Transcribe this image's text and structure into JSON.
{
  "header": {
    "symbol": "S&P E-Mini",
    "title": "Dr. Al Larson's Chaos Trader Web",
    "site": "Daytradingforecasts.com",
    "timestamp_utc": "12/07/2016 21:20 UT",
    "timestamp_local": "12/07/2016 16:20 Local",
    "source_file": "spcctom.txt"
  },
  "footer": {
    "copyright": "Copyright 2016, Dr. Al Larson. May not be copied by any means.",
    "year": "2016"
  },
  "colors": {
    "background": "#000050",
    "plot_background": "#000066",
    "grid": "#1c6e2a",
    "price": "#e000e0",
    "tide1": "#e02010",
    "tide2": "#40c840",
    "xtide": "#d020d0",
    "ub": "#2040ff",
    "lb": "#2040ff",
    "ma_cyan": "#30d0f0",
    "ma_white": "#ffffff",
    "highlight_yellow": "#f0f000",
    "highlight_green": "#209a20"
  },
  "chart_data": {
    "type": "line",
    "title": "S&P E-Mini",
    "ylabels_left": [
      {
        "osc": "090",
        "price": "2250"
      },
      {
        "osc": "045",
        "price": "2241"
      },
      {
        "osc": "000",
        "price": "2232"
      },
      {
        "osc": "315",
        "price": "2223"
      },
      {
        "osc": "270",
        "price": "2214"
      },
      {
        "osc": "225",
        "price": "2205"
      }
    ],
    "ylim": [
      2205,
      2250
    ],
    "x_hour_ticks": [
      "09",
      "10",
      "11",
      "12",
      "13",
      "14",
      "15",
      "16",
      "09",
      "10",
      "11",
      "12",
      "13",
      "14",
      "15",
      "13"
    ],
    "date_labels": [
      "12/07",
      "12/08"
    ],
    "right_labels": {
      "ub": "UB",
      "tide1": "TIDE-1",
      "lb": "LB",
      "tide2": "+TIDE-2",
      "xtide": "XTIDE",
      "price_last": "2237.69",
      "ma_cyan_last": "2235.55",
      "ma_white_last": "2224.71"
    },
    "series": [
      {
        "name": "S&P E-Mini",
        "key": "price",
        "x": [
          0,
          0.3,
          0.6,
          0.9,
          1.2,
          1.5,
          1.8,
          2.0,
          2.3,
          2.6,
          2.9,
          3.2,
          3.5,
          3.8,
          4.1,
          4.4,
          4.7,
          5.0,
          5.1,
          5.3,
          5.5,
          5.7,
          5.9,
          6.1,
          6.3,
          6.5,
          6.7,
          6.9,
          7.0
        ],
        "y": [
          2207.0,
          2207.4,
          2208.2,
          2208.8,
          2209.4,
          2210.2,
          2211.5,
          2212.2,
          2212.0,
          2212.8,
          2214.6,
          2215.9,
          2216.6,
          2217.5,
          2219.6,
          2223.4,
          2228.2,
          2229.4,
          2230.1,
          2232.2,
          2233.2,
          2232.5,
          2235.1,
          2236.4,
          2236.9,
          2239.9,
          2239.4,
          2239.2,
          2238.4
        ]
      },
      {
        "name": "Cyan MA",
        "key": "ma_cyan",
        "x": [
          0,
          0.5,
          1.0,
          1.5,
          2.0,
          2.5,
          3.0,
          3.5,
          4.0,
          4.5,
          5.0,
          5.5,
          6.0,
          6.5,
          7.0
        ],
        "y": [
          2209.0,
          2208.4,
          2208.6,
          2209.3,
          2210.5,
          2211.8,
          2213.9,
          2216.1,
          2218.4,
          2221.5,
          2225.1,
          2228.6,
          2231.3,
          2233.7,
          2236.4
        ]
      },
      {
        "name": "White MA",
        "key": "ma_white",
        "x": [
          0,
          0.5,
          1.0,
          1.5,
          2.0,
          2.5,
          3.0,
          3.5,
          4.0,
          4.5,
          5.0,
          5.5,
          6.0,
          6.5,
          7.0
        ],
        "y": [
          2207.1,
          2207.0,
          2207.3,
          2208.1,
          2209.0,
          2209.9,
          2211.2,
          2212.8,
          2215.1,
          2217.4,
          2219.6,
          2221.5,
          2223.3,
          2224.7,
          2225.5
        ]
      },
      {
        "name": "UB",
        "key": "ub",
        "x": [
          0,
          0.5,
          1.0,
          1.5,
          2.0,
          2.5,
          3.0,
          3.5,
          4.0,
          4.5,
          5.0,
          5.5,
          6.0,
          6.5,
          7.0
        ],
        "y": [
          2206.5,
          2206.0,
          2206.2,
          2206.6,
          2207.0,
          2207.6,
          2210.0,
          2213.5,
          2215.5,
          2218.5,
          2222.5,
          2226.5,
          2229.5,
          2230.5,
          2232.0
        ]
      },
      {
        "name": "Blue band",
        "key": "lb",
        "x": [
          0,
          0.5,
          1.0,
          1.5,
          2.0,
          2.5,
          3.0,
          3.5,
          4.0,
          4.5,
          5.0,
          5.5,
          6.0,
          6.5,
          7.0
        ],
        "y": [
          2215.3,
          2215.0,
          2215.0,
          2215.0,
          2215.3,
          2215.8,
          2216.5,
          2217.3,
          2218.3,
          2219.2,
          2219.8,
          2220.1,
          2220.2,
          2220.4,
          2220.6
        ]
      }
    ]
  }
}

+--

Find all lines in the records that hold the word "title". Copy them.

    "title": "Dr. Al Larson's Chaos Trader Web",
    "title": "S&P E-Mini",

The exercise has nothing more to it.